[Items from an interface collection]
Segment Open

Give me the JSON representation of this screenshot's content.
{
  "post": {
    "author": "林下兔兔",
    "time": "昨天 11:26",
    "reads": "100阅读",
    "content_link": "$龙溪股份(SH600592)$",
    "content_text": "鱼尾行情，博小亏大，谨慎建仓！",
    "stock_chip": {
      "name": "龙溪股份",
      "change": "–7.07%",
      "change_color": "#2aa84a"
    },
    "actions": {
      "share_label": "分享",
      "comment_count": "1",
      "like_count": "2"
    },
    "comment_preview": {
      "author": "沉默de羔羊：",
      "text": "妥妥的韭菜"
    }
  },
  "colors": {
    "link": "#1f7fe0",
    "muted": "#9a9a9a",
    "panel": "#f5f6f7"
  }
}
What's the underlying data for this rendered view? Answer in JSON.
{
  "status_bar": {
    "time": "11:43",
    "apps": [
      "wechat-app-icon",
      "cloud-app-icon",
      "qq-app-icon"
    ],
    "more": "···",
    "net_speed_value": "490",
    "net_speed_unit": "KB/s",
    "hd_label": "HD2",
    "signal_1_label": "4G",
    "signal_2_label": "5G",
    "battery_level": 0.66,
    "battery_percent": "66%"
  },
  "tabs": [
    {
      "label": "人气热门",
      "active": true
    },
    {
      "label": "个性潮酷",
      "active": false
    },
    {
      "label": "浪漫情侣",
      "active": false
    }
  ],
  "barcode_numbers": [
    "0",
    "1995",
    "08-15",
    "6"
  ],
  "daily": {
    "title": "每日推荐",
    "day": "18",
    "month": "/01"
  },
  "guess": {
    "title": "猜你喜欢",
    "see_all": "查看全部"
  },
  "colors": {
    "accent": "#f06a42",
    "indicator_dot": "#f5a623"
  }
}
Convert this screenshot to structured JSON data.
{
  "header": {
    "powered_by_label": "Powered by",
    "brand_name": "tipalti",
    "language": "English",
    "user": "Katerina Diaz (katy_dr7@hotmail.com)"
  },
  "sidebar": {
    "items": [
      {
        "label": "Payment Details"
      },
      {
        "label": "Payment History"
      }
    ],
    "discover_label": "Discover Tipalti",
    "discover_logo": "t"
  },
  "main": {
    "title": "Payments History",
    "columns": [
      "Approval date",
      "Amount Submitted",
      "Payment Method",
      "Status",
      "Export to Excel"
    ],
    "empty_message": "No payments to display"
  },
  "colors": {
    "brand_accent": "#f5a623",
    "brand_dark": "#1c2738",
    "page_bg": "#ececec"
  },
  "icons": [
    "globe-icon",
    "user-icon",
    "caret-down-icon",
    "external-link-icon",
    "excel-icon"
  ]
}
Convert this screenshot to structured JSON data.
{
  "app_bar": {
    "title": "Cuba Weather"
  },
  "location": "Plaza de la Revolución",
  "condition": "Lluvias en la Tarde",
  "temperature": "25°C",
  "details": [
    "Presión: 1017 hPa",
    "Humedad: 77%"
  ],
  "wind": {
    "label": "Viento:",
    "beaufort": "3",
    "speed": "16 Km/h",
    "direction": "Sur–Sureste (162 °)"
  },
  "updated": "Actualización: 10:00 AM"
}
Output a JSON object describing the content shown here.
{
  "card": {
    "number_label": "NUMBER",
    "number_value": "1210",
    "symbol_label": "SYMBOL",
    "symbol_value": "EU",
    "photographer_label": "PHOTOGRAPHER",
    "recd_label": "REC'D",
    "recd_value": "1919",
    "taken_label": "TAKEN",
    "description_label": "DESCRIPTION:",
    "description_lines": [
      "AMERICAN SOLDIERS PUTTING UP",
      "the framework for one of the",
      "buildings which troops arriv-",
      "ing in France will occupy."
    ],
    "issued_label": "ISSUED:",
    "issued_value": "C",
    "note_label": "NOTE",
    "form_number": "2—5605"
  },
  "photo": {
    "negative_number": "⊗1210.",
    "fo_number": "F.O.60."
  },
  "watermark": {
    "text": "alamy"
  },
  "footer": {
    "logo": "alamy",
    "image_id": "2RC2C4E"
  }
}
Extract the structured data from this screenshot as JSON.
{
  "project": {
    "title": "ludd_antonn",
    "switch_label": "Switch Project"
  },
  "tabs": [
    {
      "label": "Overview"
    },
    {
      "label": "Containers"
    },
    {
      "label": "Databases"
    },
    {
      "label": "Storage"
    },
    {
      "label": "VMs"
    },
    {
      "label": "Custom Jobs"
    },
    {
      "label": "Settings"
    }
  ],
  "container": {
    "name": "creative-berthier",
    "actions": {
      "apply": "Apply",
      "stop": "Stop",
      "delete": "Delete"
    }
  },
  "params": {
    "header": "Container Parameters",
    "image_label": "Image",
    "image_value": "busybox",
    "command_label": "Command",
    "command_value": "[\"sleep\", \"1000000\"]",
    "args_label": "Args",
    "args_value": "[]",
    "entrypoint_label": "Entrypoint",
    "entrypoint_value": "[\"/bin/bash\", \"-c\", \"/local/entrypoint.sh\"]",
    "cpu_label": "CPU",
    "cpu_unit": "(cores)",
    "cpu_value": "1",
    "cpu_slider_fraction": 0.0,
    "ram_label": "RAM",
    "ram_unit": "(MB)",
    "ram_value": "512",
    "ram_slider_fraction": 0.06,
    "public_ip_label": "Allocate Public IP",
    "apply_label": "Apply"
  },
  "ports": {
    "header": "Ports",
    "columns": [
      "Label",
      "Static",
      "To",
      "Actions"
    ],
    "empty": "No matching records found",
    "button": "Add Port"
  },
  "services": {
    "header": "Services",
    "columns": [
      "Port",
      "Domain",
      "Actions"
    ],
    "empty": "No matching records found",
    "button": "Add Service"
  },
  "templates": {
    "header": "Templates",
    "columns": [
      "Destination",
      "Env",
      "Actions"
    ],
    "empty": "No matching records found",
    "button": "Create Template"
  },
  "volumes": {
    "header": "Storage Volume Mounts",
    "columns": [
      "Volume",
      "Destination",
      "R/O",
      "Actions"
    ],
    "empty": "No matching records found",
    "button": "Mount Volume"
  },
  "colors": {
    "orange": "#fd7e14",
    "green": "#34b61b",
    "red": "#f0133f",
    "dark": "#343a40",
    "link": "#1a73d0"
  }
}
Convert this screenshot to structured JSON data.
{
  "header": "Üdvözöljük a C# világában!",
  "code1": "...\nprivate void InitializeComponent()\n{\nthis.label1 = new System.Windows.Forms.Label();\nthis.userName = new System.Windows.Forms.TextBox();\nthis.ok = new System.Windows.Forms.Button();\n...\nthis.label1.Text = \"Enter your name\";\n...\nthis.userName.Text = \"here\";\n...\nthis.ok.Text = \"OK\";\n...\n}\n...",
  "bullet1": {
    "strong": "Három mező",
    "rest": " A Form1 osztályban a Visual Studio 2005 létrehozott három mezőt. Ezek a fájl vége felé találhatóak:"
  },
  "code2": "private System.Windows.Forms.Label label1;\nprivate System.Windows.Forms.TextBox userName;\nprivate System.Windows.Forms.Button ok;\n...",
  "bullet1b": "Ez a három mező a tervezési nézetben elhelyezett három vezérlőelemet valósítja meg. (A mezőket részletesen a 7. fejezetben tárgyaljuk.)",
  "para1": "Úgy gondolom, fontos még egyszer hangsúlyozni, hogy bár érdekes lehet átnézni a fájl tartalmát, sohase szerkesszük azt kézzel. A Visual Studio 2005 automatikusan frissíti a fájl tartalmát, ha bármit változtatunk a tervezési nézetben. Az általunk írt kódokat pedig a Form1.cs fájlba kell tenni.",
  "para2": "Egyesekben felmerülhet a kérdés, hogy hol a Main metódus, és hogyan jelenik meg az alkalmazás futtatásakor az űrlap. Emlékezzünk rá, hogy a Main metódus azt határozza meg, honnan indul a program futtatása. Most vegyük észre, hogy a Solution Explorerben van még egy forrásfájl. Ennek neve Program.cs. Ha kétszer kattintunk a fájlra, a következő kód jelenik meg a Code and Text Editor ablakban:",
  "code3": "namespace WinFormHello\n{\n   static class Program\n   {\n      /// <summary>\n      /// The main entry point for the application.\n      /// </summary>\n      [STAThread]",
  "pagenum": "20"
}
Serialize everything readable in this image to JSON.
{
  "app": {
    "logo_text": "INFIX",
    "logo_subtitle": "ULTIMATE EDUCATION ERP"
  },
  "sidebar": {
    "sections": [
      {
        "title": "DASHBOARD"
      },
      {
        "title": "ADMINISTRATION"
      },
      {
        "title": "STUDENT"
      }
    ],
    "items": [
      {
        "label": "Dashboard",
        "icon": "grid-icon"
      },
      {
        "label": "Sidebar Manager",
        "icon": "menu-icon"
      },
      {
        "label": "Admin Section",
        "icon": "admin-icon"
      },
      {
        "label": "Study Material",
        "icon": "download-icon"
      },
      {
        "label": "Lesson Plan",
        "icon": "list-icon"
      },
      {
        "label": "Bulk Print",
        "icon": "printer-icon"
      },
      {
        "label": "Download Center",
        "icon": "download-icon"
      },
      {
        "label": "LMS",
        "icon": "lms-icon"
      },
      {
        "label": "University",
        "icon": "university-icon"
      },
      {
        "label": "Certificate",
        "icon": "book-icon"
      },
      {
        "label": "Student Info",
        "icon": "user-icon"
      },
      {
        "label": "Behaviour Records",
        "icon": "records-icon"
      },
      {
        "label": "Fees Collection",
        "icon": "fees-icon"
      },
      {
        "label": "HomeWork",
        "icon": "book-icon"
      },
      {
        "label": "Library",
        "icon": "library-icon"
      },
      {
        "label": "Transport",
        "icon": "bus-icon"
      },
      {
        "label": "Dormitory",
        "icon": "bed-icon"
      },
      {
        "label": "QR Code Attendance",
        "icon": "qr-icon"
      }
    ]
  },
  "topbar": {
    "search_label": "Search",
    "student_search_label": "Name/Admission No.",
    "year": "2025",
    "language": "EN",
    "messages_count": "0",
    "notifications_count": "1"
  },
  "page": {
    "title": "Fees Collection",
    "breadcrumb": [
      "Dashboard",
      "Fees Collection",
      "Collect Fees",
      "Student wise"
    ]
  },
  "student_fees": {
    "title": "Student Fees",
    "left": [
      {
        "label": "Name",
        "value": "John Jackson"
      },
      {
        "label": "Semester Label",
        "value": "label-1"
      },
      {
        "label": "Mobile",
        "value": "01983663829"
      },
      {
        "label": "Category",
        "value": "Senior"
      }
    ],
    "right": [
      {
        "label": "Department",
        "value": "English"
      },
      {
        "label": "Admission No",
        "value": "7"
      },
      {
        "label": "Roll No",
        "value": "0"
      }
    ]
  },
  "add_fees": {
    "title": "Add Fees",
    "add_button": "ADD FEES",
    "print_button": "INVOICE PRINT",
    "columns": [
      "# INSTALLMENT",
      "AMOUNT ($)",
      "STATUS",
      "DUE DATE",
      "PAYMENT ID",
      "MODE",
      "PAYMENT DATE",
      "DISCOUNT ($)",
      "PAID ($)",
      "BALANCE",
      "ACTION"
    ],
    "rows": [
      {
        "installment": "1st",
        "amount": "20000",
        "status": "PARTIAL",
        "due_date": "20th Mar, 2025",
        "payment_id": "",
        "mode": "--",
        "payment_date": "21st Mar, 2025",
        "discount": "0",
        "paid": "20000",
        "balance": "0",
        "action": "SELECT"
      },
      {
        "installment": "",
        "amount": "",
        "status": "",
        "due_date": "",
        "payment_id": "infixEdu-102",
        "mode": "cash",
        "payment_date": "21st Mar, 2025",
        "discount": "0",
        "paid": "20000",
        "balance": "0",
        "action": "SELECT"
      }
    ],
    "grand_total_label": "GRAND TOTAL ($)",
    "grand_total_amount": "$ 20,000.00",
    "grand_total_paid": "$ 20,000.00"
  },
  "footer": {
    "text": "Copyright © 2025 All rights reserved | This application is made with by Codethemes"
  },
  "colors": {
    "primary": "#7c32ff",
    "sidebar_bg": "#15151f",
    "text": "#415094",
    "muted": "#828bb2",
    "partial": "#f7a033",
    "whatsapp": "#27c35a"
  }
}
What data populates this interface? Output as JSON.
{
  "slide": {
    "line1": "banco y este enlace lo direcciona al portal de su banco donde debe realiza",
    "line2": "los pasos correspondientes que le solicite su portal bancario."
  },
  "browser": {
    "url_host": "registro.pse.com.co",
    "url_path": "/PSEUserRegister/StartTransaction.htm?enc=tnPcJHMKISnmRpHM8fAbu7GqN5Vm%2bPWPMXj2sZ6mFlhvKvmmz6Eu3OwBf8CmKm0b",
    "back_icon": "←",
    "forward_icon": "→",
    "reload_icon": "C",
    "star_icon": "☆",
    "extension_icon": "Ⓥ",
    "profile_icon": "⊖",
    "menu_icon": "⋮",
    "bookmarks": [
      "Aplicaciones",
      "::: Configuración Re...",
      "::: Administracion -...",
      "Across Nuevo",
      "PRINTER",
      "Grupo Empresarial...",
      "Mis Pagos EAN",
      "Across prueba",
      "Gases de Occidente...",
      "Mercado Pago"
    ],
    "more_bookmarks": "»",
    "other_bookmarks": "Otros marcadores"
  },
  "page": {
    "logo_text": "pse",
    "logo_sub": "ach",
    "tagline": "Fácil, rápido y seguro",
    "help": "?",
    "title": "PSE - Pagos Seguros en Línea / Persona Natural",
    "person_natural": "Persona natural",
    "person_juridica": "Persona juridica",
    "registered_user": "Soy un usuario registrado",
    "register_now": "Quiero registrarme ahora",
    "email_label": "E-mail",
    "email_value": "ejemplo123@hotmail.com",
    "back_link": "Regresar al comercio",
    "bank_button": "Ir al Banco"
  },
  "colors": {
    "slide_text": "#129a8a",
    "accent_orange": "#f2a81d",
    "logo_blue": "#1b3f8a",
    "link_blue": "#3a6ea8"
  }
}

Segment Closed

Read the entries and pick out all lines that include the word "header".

  "header": {
    "header": "Container Parameters",
    "header": "Ports",
    "header": "Services",
    "header": "Templates",
    "header": "Storage Volume Mounts",
  "header": "Üdvözöljük a C# világában!",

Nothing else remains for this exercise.